Entries from a dataset of interfaces –
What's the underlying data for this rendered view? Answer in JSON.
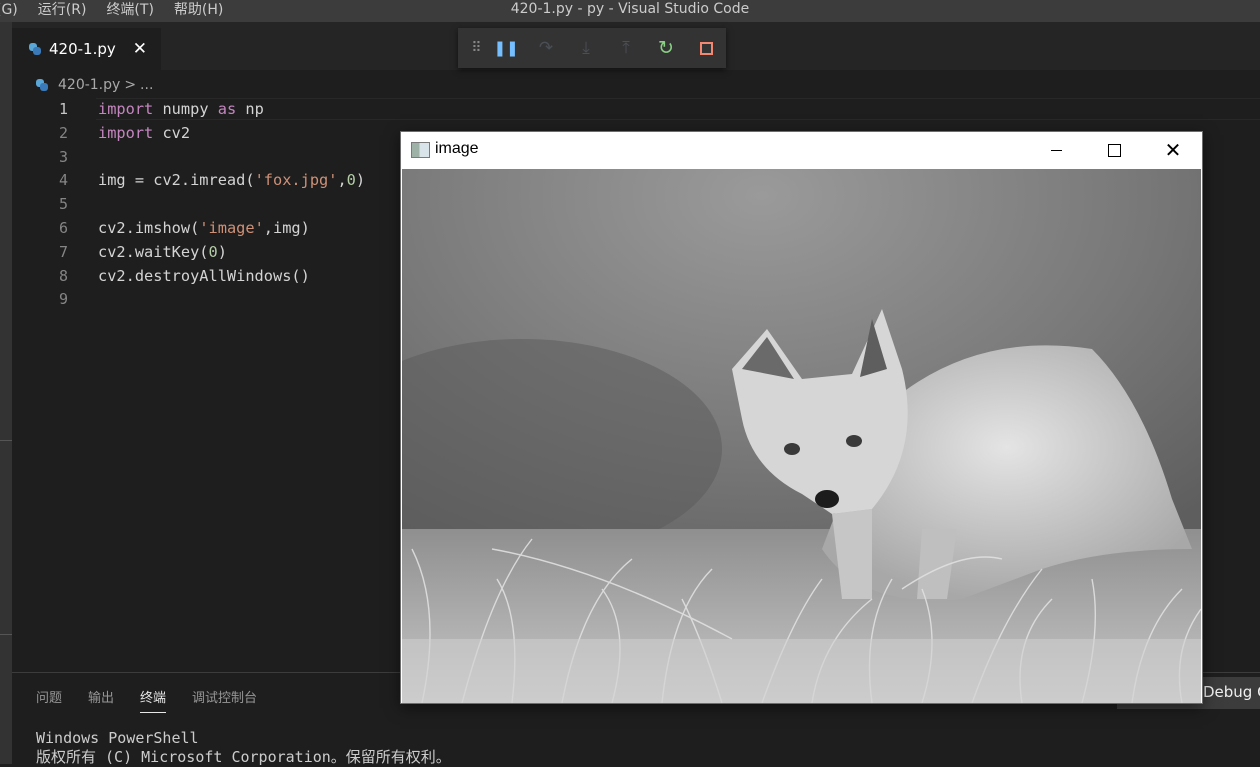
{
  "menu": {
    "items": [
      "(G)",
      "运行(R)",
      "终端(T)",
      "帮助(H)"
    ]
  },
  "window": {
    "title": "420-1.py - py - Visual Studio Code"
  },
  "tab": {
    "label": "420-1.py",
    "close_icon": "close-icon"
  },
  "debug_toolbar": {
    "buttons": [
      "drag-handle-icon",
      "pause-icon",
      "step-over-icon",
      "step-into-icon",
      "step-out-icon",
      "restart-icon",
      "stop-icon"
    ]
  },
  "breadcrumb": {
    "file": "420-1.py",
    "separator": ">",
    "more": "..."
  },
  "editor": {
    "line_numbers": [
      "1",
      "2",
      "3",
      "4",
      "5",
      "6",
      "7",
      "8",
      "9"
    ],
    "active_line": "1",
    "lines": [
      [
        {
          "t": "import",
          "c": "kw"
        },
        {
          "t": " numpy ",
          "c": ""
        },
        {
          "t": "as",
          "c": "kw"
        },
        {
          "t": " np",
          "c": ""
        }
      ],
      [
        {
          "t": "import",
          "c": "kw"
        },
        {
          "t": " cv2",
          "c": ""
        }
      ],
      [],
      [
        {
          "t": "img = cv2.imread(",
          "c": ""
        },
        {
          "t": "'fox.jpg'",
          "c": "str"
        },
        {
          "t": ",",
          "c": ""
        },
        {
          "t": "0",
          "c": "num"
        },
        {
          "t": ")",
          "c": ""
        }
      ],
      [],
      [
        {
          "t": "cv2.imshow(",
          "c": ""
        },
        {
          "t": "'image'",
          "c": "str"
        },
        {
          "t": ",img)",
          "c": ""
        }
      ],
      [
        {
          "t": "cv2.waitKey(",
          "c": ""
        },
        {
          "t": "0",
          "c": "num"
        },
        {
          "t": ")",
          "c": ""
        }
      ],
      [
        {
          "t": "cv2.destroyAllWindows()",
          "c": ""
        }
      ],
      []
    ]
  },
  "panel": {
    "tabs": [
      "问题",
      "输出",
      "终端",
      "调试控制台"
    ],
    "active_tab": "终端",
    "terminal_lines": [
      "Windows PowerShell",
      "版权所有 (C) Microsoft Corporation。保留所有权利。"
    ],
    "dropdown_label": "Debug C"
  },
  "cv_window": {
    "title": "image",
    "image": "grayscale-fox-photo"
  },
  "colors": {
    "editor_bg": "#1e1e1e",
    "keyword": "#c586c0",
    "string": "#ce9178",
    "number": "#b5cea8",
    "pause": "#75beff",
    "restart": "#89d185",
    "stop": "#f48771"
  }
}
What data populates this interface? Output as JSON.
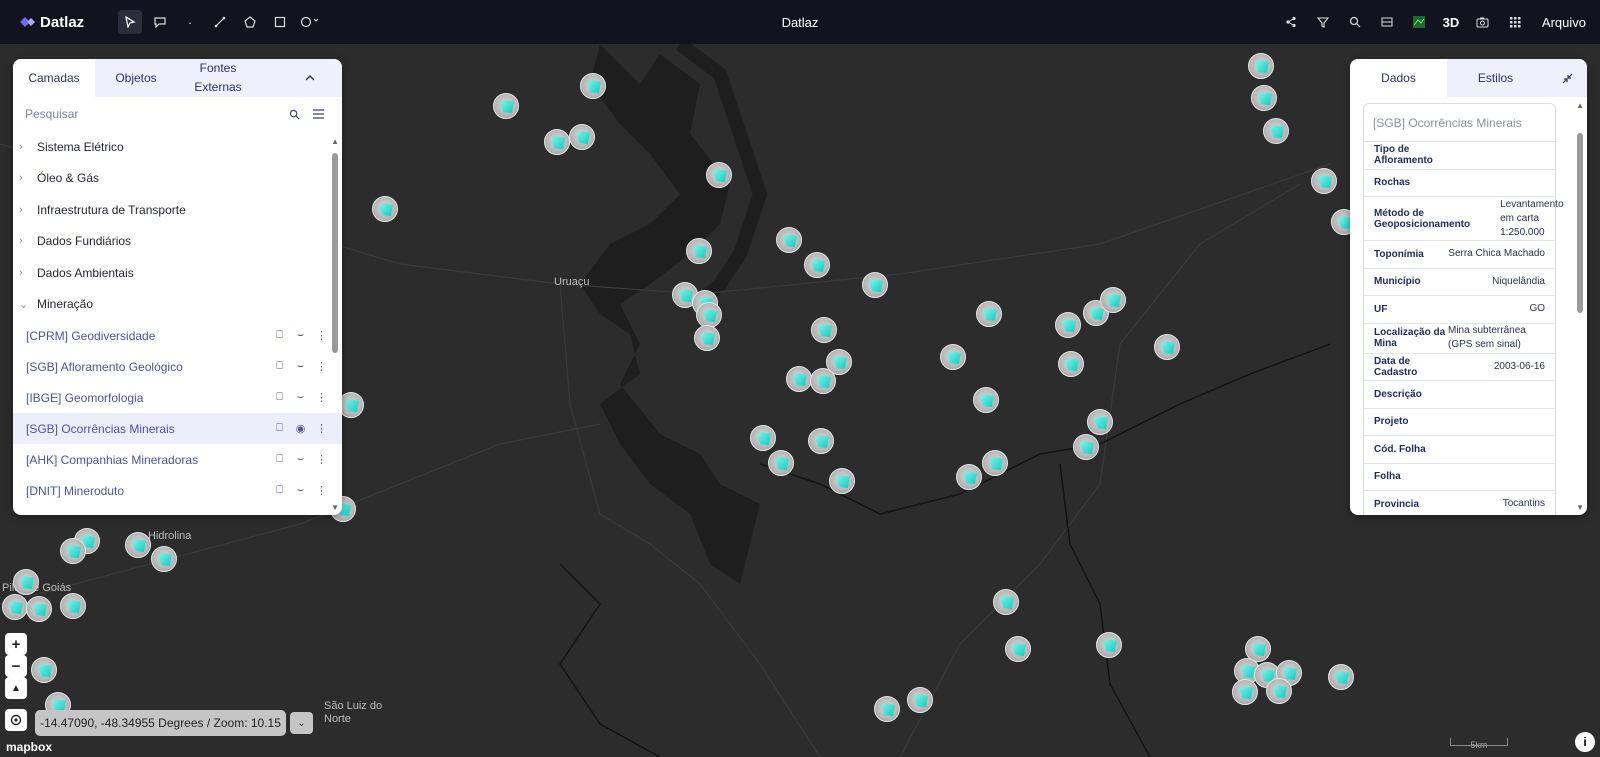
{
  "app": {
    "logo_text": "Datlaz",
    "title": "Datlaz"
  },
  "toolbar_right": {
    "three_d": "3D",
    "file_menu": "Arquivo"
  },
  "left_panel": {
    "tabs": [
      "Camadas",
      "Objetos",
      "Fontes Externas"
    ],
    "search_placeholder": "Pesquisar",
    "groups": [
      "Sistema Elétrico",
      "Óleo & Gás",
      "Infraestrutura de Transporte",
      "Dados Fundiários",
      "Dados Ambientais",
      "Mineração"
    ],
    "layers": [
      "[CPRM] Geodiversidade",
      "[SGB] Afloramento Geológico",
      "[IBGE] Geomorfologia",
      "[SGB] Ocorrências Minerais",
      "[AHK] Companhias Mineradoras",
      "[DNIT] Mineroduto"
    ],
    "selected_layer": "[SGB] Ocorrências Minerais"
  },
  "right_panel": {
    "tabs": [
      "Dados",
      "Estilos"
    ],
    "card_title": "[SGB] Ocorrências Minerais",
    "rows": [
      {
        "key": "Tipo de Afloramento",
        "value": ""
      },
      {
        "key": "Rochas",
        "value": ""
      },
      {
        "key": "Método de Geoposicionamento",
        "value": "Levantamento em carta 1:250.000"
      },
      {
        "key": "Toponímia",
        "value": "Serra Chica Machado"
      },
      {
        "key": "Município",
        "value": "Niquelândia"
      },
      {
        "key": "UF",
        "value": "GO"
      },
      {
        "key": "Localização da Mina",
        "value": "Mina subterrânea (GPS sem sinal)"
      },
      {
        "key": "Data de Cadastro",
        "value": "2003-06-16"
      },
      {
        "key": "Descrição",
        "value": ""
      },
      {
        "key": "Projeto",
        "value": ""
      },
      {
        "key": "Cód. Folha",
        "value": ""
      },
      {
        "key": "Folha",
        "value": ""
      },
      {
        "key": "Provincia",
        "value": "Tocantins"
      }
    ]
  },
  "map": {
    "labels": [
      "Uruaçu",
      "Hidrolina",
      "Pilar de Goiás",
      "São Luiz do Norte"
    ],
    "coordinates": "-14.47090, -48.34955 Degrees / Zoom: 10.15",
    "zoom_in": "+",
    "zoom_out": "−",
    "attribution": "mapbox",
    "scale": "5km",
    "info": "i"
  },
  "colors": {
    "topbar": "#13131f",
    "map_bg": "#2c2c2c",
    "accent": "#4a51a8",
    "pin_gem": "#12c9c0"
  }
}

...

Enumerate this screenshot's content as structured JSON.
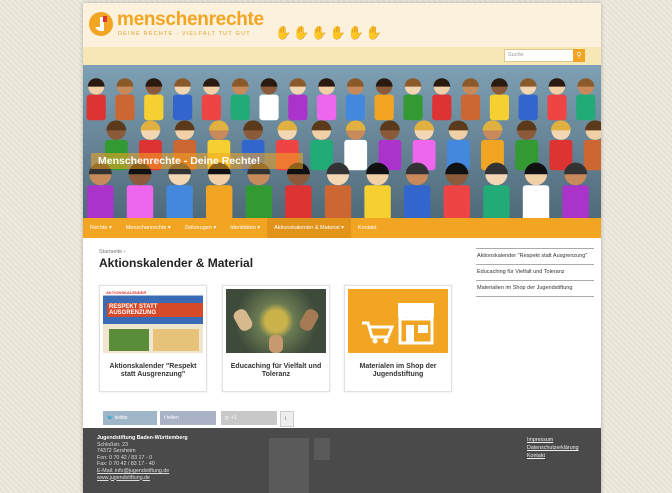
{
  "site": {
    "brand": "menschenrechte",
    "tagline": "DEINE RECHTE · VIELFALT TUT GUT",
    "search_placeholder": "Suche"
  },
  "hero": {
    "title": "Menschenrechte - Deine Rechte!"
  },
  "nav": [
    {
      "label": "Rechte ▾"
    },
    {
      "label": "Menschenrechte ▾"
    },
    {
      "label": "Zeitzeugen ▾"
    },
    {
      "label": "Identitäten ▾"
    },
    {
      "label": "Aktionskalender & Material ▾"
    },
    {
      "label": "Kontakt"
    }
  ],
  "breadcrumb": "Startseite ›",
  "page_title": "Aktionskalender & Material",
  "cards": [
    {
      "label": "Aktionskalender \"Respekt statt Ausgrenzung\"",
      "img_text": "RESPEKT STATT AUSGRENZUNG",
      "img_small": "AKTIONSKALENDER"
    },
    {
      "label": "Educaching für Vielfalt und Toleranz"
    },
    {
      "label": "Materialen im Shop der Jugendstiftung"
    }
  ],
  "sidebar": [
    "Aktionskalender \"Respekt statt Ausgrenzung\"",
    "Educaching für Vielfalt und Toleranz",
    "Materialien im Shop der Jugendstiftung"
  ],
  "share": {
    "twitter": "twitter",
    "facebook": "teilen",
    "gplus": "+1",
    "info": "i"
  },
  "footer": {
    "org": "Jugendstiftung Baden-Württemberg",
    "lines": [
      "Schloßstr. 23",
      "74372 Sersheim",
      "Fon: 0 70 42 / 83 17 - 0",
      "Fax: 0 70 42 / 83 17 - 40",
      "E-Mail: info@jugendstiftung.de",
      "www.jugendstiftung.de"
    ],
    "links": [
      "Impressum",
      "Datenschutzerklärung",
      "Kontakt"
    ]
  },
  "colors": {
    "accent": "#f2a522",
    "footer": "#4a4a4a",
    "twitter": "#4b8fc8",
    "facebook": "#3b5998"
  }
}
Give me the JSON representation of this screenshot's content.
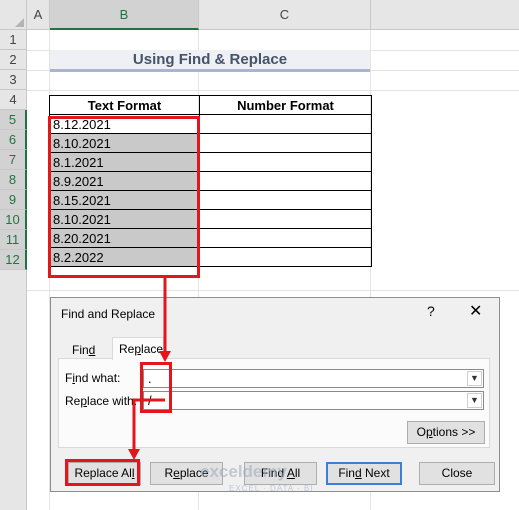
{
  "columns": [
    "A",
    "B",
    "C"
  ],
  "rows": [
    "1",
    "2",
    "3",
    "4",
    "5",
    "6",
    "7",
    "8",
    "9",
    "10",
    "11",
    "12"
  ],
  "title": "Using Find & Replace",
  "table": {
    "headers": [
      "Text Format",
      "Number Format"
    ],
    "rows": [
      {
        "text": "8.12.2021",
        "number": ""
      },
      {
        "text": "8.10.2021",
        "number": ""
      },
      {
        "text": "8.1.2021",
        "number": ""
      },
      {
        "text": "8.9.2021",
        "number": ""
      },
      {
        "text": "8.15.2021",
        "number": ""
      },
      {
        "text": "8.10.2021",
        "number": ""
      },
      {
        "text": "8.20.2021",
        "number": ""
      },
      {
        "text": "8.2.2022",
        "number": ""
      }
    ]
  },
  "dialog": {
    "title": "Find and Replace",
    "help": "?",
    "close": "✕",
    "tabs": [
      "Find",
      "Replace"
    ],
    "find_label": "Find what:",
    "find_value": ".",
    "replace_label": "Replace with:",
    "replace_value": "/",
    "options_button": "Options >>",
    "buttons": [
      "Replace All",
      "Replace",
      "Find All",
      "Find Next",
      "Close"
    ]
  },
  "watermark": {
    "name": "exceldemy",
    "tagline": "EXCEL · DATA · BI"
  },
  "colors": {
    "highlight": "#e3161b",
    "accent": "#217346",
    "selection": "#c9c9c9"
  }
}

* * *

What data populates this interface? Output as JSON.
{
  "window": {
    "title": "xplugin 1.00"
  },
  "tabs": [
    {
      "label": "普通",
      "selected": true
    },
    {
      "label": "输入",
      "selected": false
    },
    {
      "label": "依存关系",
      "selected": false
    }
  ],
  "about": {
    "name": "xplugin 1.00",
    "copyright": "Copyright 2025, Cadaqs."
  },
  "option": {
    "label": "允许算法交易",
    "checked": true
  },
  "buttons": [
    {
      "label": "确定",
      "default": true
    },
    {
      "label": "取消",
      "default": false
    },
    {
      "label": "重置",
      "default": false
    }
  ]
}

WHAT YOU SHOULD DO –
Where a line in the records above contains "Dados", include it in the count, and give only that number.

EXERCISE SOLUTION –
3